▶ [DIRECTIONS FOR THIS TASK]: Among the records that follow, find each line holding the word "account" and copy it.

Dataset records
Content starts

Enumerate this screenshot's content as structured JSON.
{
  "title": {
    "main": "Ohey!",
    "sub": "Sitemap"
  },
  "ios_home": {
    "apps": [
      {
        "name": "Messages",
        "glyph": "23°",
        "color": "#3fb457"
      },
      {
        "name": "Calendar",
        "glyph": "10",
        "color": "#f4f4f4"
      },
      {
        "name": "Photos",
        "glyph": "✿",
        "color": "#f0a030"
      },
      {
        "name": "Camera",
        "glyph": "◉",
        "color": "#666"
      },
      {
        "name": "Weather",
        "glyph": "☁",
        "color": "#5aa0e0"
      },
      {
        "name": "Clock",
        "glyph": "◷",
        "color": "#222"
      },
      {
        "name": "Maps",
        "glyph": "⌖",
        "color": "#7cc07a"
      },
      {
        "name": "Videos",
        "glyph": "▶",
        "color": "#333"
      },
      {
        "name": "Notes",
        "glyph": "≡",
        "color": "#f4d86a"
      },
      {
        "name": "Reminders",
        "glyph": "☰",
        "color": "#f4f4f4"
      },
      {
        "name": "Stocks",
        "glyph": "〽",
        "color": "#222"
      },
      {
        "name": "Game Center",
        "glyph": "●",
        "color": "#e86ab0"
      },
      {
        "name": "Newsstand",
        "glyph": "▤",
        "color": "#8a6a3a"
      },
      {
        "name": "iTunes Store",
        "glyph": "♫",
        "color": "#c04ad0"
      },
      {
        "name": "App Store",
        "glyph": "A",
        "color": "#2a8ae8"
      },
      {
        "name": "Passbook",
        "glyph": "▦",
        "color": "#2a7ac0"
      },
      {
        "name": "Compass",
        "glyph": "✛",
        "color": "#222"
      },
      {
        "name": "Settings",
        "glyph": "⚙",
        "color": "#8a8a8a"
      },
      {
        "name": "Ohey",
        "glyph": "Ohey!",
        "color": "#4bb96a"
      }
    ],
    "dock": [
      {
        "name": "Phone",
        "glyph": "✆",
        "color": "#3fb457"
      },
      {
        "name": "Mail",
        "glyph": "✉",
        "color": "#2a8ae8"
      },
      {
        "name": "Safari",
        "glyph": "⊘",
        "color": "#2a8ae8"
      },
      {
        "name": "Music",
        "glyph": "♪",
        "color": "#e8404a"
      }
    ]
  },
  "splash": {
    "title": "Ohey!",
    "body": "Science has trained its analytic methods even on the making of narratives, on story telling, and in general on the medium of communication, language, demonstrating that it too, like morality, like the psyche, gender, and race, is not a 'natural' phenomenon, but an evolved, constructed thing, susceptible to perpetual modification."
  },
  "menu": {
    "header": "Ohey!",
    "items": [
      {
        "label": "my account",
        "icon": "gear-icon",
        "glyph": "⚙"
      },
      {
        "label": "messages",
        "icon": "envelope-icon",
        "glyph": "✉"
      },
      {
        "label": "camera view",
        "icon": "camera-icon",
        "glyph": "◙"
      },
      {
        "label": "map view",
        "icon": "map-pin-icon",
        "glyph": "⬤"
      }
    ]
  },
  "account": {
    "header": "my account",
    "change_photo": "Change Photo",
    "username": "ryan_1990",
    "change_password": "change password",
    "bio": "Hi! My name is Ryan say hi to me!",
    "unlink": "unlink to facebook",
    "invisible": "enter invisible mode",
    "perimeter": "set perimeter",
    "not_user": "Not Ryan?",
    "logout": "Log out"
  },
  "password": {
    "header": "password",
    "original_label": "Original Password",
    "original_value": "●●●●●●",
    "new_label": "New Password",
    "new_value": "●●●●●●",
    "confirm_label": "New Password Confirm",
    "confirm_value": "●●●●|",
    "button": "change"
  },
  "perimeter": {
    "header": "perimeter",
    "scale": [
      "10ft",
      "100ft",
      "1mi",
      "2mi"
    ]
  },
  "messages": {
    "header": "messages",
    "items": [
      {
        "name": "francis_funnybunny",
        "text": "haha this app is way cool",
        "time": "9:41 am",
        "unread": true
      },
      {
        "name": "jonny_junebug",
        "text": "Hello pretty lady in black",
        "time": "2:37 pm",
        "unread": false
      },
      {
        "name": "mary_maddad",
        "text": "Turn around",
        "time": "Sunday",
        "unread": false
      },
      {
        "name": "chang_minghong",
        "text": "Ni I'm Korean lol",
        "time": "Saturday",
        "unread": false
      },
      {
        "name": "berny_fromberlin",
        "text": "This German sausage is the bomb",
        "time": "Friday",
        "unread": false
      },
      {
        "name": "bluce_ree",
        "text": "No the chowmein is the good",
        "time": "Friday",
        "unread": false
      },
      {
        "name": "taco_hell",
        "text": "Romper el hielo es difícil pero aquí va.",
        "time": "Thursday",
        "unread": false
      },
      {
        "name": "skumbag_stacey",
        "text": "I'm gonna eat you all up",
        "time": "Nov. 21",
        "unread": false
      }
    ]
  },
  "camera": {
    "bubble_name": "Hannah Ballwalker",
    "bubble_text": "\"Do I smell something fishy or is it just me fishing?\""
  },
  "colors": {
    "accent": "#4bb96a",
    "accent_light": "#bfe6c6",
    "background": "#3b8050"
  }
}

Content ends

▶ [ANSWER BELOW]:
        "label": "my account",
  "account": {
    "header": "my account",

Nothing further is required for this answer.